    He doesn't have that luxury anymore.
    A decent start to the season has Earnhardt ranked 10th in the Sprint Cup standings for the first time since early last season. It's created a buzz around Earnhardt from a rabid fan base eager to see its driver snap his 96-race winless streak.
    But Earnhardt isn't getting too far ahead of himself and urged everyone to be patient.
    "I think we've just got to temper our excitement over what we've seen so far," he said Friday at Bristol Motor Speedway. "You've got to temper your mood a little bit and just keep working hard, keep staying focused, realizing how much further in the season we got to go."
    Earnhardt has been down this road before, most recently 2008 in his first season with Hendrick Motorsports. Although he won only one race, he ran well most of the season and hovered inside the top-five in points all the way up to the start of the Chase for the Sprint Cup championship.
    Then he faded fast and has been mired in a slump ever since. Earnhardt failed to make the Chase the last two seasons, finished inside the top-five just five times and couldn't get close to Victory Lane.
    Those struggles played in a role in team owner Rick Hendrick's offseason organizational changes, which led to crew chief changes on three of his four teams. Earnhardt was paired with Steve Letarte, who had spent the last several seasons with four-time champion Jeff Gordon.
    Through three races this season, the pairing seems to be perfect.
    "I think Stevie pulls things out of Dale that are valuable to making them go faster," Gordon said, "and I think Dale adds something to Stevie to keep them in check and calmed down to focus on his job. I think they are good together. I really like hearing them work together."
    Earnhardt won the pole for the season-opening Daytona 500 and ran up front before a late flat tire contributed to being caught in an accident. He was 10th at Phoenix and eighth at Las Vegas.
    But there's 33 races remaining, and Earnhardt knows he's got a long way to go before he can call this season a comeback.

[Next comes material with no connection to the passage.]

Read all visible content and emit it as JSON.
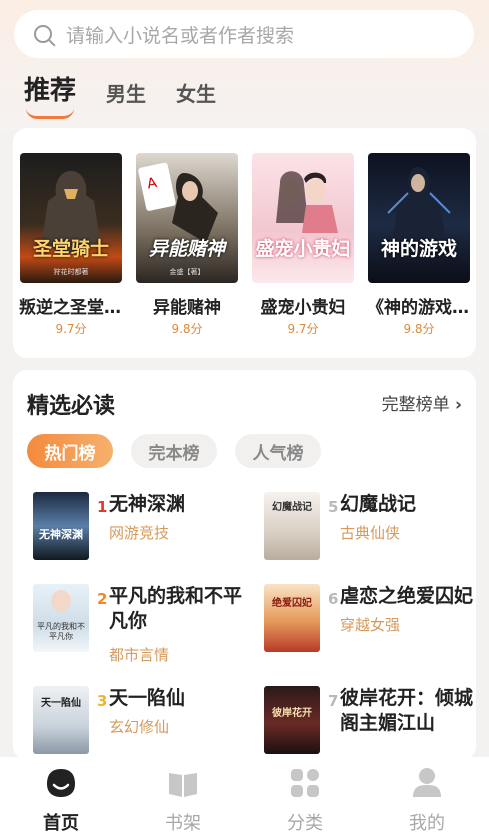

    "The challenge (is) me and (Letarte) maintaining our positive attitude, maintaining the communication and the consistency of how it's working right now," Earnhardt said. "That is going to be the part that is the hardest, that will determine whether we will succeed or not, is whether we can keep that going over an entire season. The season is long. Things don't go right. You get (mad).
    "You have to get through those points. They happen, whether it be in a practice or whatever — the littlest thing, you've got to be able to manage it. I have a hard time not letting certain things just ruin my day and getting (mad) at everything around me. I've always had that problem."
    That's where Letarte has to take over.
    His role so far has been in-race cheerleader, keeping Earnhardt calm and confident during the bumpy stretches.
    "When you get yourself in a hole or the car isn't quite going like you want it to go or the car is not responding like you think it should, he gives you the impression that you're going to fix it before the end of the day," Earnhardt said. "As long as he doesn't fool me too many times — he does a great job of keeping you in the game, that you're part of the puzzle and everybody needs to be pulling in the same direction."
    The key is showing enough improvement over the next few weeks to get Earnhardt closer to ending this long losing streak. His last victory came at Michigan in June, 2008.
    Mark Martin, his teammate at Hendrick Motorsports, believes Earnhardt is headed in the right direction.
    "Junior is well on his way to what I would call a recovery," Martin said. "It's been a tough stretch for him. I think that he is incredibly committed this year and is feeling comfortable and confident, more confident."